But more than just the overburdening and costly regulations that the CFPB created, Kavanaugh has continued to question the constitutionality of the CFPB.

While on the bench in the DC Circuit, Judge Kavanaugh declared the CFPB to be “unconstitutionally structured” in a case involving a New Jersey mortgage service provider, PHH Corporation. While this decision was later overturned, it set an important notion that has made many policymakers further question the structure of the Bureau and its sole director.

In the PHH V CFPB opinion, Judge Kavanaugh went on to say that the Bureau’s structure, how its written, gives the CFPB Director “more unilateral authority than any other officer in any of the three branches of the U.S. Government, other than the President” and by “that combination of power that is massive in scope…triggers the important constitutional question at issue in this case.”

Since its creation, the CFPB has not only remained unaccountable and its Director almost unstoppable, the agency also continues to be a hostile work environment plagued with a history of discrimination allegations based on gender, age, race, and sexual orientation.

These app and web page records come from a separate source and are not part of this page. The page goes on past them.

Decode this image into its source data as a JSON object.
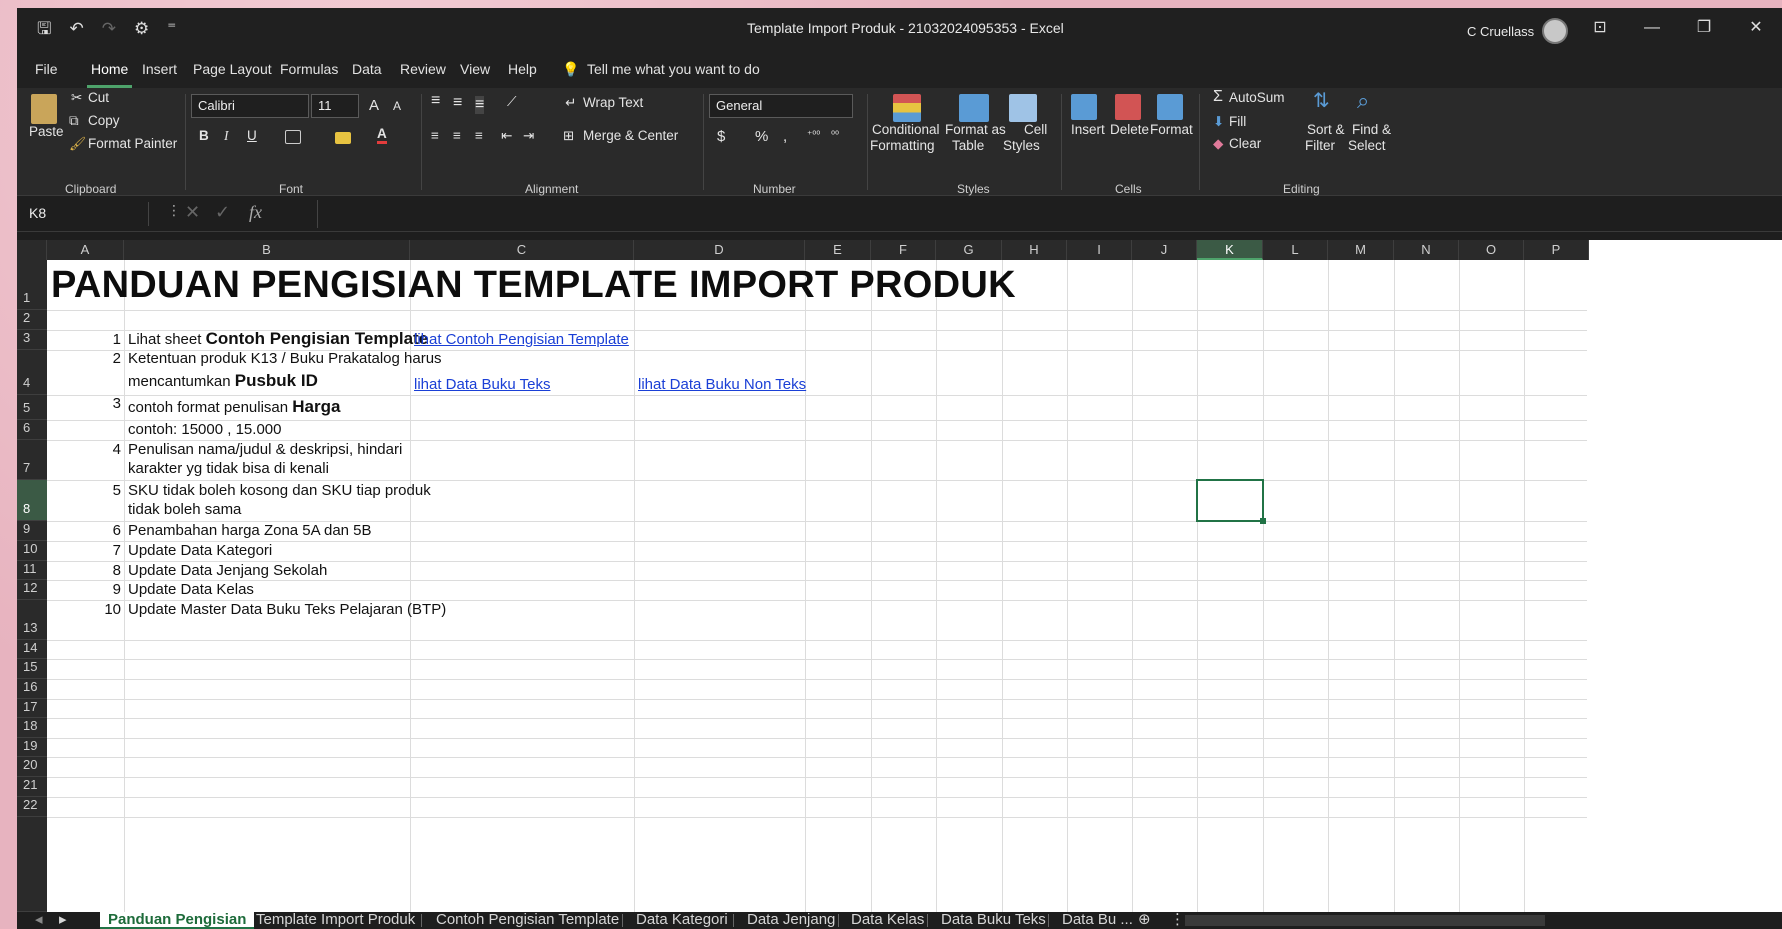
{
  "window": {
    "title": "Template Import Produk - 21032024095353  -  Excel",
    "user": "C Cruellass",
    "buttons": {
      "ribbon": "⊡",
      "minimize": "—",
      "restore": "❐",
      "close": "✕"
    }
  },
  "qat": {
    "save": "🖫",
    "undo": "↶",
    "redo": "↷",
    "custom": "⚙",
    "more": "⁼"
  },
  "menu": {
    "items": [
      "File",
      "Home",
      "Insert",
      "Page Layout",
      "Formulas",
      "Data",
      "Review",
      "View",
      "Help"
    ],
    "active": "Home",
    "tell_me": "Tell me what you want to do"
  },
  "ribbon": {
    "clipboard": {
      "paste": "Paste",
      "cut": "Cut",
      "copy": "Copy",
      "format_painter": "Format Painter",
      "group": "Clipboard"
    },
    "font": {
      "family": "Calibri",
      "size": "11",
      "bold": "B",
      "italic": "I",
      "underline": "U",
      "grow": "A",
      "shrink": "A",
      "font_color": "A",
      "group": "Font"
    },
    "alignment": {
      "wrap_text": "Wrap Text",
      "merge_center": "Merge & Center",
      "group": "Alignment"
    },
    "number": {
      "format": "General",
      "currency": "$",
      "percent": "%",
      "comma": ",",
      "group": "Number"
    },
    "styles": {
      "conditional": "Conditional",
      "conditional2": "Formatting",
      "format_table": "Format as",
      "format_table2": "Table",
      "cell_styles": "Cell",
      "cell_styles2": "Styles",
      "group": "Styles"
    },
    "cells": {
      "insert": "Insert",
      "delete": "Delete",
      "format": "Format",
      "group": "Cells"
    },
    "editing": {
      "autosum": "AutoSum",
      "fill": "Fill",
      "clear": "Clear",
      "sort_filter": "Sort &",
      "sort_filter2": "Filter",
      "find_select": "Find &",
      "find_select2": "Select",
      "group": "Editing"
    }
  },
  "formula_bar": {
    "name_box": "K8",
    "fx": "fx",
    "value": ""
  },
  "columns": [
    "A",
    "B",
    "C",
    "D",
    "E",
    "F",
    "G",
    "H",
    "I",
    "J",
    "K",
    "L",
    "M",
    "N",
    "O",
    "P"
  ],
  "selected_column": "K",
  "rows": [
    "1",
    "2",
    "3",
    "4",
    "5",
    "6",
    "7",
    "8",
    "9",
    "10",
    "11",
    "12",
    "13",
    "14",
    "15",
    "16",
    "17",
    "18",
    "19",
    "20",
    "21",
    "22"
  ],
  "selected_row": "8",
  "sheet": {
    "title": "PANDUAN PENGISIAN TEMPLATE IMPORT PRODUK",
    "items": [
      {
        "num": "1",
        "text": "Lihat sheet ",
        "bold": "Contoh Pengisian Template"
      },
      {
        "num": "2",
        "text": "Ketentuan produk K13 / Buku Prakatalog harus",
        "text2": "mencantumkan ",
        "bold": "Pusbuk ID"
      },
      {
        "num": "3",
        "text": "contoh format penulisan ",
        "bold": "Harga"
      },
      {
        "num": "",
        "text": "contoh: 15000 , 15.000"
      },
      {
        "num": "4",
        "text": "Penulisan nama/judul & deskripsi, hindari",
        "text2": "karakter yg tidak bisa di kenali"
      },
      {
        "num": "5",
        "text": "SKU tidak boleh kosong dan SKU tiap produk",
        "text2": "tidak boleh sama"
      },
      {
        "num": "6",
        "text": "Penambahan harga Zona 5A dan 5B"
      },
      {
        "num": "7",
        "text": "Update Data Kategori"
      },
      {
        "num": "8",
        "text": "Update Data Jenjang Sekolah"
      },
      {
        "num": "9",
        "text": "Update Data Kelas"
      },
      {
        "num": "10",
        "text": "Update Master Data Buku Teks Pelajaran (BTP)"
      }
    ],
    "links": {
      "contoh": "lihat Contoh Pengisian Template",
      "buku_teks": "lihat Data Buku Teks",
      "buku_non_teks": "lihat Data Buku Non Teks"
    }
  },
  "tabs": [
    "Panduan Pengisian",
    "Template Import Produk",
    "Contoh Pengisian Template",
    "Data Kategori",
    "Data Jenjang",
    "Data Kelas",
    "Data Buku Teks",
    "Data Bu ..."
  ],
  "active_tab": "Panduan Pengisian",
  "colors": {
    "accent": "#217346",
    "link": "#1a3fd6",
    "dark_bg": "#1e1e1e"
  }
}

The Bureau's power, authority, and workplace must be reined in and changed. 

Judge Kavanaugh is a principled and honest defender of individual liberty and Constitutional separation of powers. If confirmed, Kavanaugh's views of the CFPB will most certainly carry over with him to the US Supreme Court; while the future of the CFPB’s power and structure, remain uncertain.

Gregory T. Angelo is National President of the Log Cabin Republicans